Jeff Vande Zande on 2009
Throughout 2009, as I would be driving home from work, I’d get this image in my head that I was actually driving in this huge palm. The driving gave me the false sense that I was in control, but actually that palm could squeeze into a fist at any time and crush me… and there was nothing I could do about it. I guess all of this stemmed from listening to and watching the news. We can easily become victims of the decisions of others, simply because they wield power. We can be sent to wars that non-soldiers want us to fight; we can unknowingly ingest dioxins because some big company needs to make profitable chemicals; we can lose our jobs, our house, and our futures because the banks decide to gamble our money in real estate. We can be almost instantly destroyed in a nuclear attack. I guess in 2009 I became aware of myself as especially small and powerless… though that might also have something to do with closing in on 40 years old.
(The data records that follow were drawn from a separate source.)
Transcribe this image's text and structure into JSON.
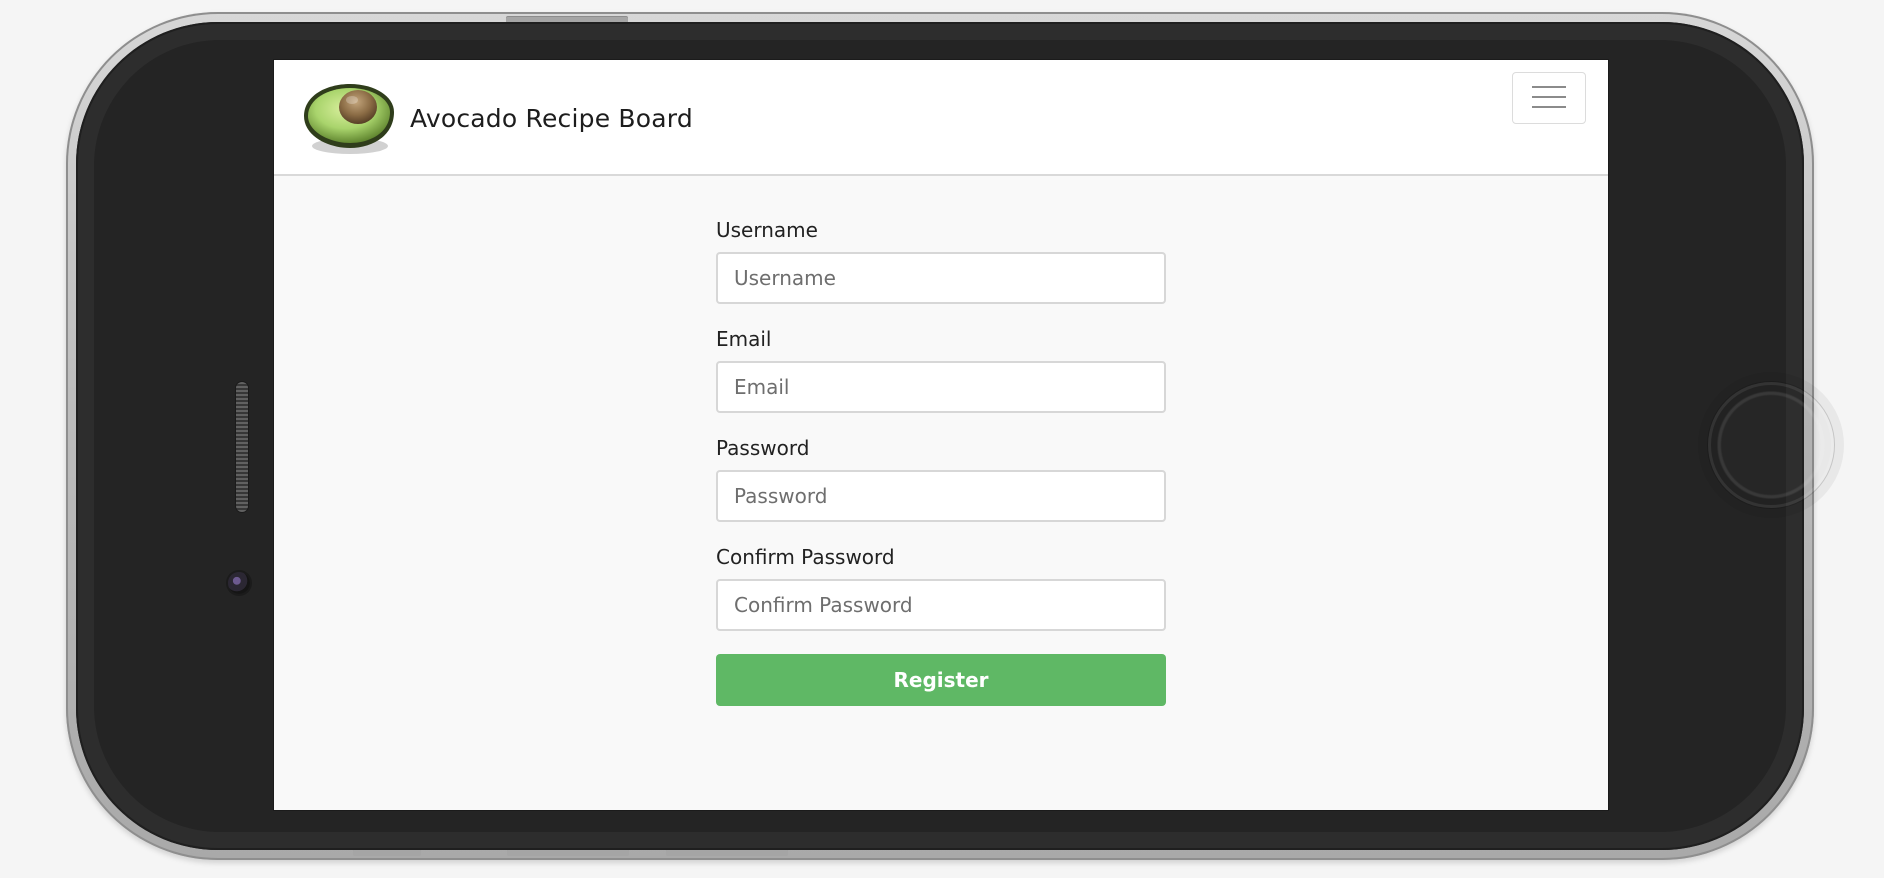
{
  "app": {
    "brand_title": "Avocado Recipe Board"
  },
  "icons": {
    "logo": "avocado-icon",
    "menu": "hamburger-menu-icon"
  },
  "form": {
    "fields": [
      {
        "label": "Username",
        "placeholder": "Username",
        "value": ""
      },
      {
        "label": "Email",
        "placeholder": "Email",
        "value": ""
      },
      {
        "label": "Password",
        "placeholder": "Password",
        "value": ""
      },
      {
        "label": "Confirm Password",
        "placeholder": "Confirm Password",
        "value": ""
      }
    ],
    "submit_label": "Register"
  },
  "colors": {
    "accent": "#5fb865",
    "screen_bg": "#f9f9f9",
    "navbar_bg": "#ffffff",
    "phone_bezel": "#242424",
    "phone_frame": "#bdbdbd"
  }
}
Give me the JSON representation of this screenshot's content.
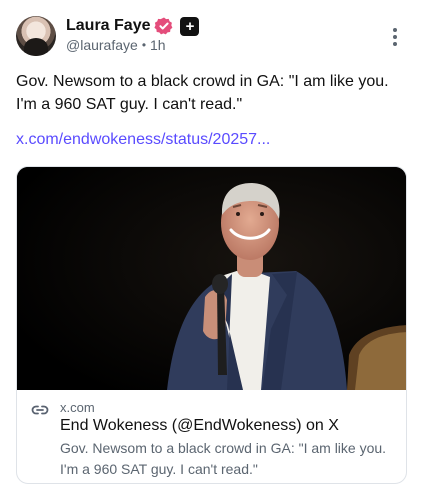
{
  "author": {
    "display_name": "Laura Faye",
    "handle": "@laurafaye",
    "separator": "•",
    "time": "1h",
    "verified_icon": "verified-badge-icon",
    "plus_icon": "plus-badge-icon",
    "plus_label": "+",
    "avatar_icon": "avatar"
  },
  "post": {
    "text": "Gov. Newsom to a black crowd in GA: \"I am like you. I'm a 960 SAT guy. I can't read.\"",
    "link": "x.com/endwokeness/status/20257..."
  },
  "link_card": {
    "domain": "x.com",
    "title": "End Wokeness (@EndWokeness) on X",
    "description": "Gov. Newsom to a black crowd in GA: \"I am like you. I'm a 960 SAT guy. I can't read.\""
  },
  "colors": {
    "link": "#5a4bff",
    "verified": "#e44d7b",
    "muted_text": "#5b6570"
  }
}
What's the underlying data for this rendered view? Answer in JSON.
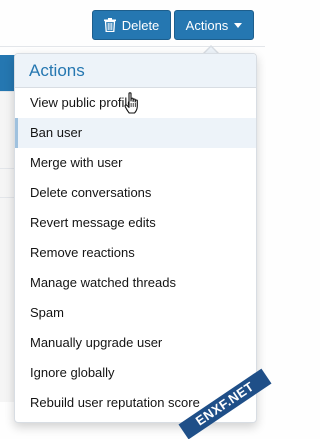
{
  "buttons": {
    "delete_label": "Delete",
    "actions_label": "Actions"
  },
  "menu": {
    "title": "Actions",
    "items": [
      {
        "label": "View public profile"
      },
      {
        "label": "Ban user",
        "state": "hovered"
      },
      {
        "label": "Merge with user"
      },
      {
        "label": "Delete conversations"
      },
      {
        "label": "Revert message edits"
      },
      {
        "label": "Remove reactions"
      },
      {
        "label": "Manage watched threads"
      },
      {
        "label": "Spam"
      },
      {
        "label": "Manually upgrade user"
      },
      {
        "label": "Ignore globally"
      },
      {
        "label": "Rebuild user reputation score"
      }
    ]
  },
  "watermark": "ENXF.NET",
  "colors": {
    "primary": "#2577b1",
    "menu_header_bg": "#edf3f9",
    "menu_text": "#141414"
  },
  "icons": {
    "delete": "trash-icon",
    "actions": "caret-down-icon",
    "pointer": "hand-cursor-icon"
  }
}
On an unrelated/related note, I remember that I was standing outside my son’s room listening to him play a Robin Hood video game on his computer. In the game, as he (Robin Hood/my son) would kill castle guards, Robin Hood would quip, “I’ll send your widow a purse” through the computer’s speakers. For whatever reason, I started thinking about that widow and her poor dead husband. He only wanted a job to bring home money for his family. He didn’t want to get caught up in the hatred between the Sheriff and Robin Hood. The guard was a nameless victim — simply because he needed the money and couldn’t walk away from the job. And so, I thought I would write a story from the widow’s point of view. For whatever reason, I thought it was going to be witty, but it turned out deeply sad and tragic. I guess what happened is that all those powerless feelings I’d been having in 2009 manifested themselves in the story of this helpless widow. It was a concept sprung from a video game based on folklore. After I started the story, entitled “The Major Players”, I realized that I was actually using the concept to say something, hopefully “necessary”, about our contemporary world.